It appears that the old adage "the early bird catches the worm" holds true for job interviews, exams and driving tests.
Danish researchers have found cognitive function, or an individual's memory and attention span, diminishes throughout the day.
They looked at the exam results of school children and found that, for every hour earlier a test was held, scores improved 0.9 per cent.
Nevertheless, one way to mitigate the effects of waning cognitive function throughout the day is to take a break. The researchers found taking a 30-minute break could actually improve average test scores by 1.7 per cent.
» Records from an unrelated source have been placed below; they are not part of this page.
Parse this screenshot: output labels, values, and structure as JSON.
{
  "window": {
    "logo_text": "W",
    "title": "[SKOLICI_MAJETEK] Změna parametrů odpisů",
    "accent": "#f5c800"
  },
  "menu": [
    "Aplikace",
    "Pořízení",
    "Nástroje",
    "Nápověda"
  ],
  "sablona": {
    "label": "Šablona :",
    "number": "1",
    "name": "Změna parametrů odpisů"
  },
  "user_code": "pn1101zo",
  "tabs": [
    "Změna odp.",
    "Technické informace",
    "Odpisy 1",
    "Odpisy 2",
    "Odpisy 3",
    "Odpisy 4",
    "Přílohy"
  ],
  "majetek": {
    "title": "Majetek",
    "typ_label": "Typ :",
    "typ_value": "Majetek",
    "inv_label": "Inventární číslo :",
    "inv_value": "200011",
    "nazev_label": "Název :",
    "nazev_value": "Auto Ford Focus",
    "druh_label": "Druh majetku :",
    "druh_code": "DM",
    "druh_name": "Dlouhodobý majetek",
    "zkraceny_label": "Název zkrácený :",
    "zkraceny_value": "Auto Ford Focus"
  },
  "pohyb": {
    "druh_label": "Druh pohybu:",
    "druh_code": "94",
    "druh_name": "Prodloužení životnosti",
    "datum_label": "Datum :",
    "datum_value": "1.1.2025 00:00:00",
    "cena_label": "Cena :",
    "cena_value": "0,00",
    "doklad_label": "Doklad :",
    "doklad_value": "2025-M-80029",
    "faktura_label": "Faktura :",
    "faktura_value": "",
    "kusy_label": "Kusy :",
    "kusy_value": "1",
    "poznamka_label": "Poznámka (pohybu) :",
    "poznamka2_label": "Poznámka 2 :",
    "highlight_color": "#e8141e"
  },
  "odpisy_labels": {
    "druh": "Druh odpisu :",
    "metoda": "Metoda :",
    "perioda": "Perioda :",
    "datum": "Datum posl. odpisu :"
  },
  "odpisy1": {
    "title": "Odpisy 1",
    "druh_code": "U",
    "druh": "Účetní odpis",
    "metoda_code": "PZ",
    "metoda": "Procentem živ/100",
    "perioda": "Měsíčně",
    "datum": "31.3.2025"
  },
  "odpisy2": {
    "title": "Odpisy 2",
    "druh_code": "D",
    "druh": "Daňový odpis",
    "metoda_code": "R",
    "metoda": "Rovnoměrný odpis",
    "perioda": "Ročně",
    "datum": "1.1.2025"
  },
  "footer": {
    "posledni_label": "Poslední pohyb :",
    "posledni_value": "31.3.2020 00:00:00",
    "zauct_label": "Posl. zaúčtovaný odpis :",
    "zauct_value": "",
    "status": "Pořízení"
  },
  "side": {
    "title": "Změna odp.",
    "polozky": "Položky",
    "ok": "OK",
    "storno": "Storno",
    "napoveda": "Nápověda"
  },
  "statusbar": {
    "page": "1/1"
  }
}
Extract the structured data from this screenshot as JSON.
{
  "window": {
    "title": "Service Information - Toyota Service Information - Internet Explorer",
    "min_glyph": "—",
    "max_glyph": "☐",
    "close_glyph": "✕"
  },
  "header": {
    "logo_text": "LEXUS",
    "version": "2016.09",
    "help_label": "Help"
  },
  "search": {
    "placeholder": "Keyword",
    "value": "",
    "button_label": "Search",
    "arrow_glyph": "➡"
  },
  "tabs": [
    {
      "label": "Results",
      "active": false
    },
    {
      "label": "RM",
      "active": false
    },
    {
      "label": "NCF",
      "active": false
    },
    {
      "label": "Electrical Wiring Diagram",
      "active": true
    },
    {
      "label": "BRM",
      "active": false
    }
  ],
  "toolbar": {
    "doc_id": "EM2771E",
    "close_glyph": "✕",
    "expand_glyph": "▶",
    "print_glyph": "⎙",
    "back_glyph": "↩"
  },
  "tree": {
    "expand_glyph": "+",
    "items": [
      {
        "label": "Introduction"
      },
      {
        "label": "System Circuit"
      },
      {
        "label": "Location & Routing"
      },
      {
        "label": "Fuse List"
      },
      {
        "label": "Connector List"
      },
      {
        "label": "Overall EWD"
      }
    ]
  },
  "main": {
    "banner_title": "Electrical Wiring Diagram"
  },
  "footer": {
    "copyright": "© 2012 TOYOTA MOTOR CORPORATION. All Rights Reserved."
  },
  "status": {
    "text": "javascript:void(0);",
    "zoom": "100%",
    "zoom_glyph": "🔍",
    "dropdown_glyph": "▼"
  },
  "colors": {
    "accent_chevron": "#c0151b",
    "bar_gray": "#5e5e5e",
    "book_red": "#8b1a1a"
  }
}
"We suggest, and find, that the time at which students take tests affects their performance. Specifically, we argue that time of day influences students' test performance because, over the course of a regular day, students' mental resources get taxed," it said.
"Thus, as they day wears on, students become increasingly fatigued and consequently more likely to underperform on a standardised test."
The study was based on test data for all children attending Danish public schools between school years 2009/10 and 2012/13, and looked at how the time of the test affects performance.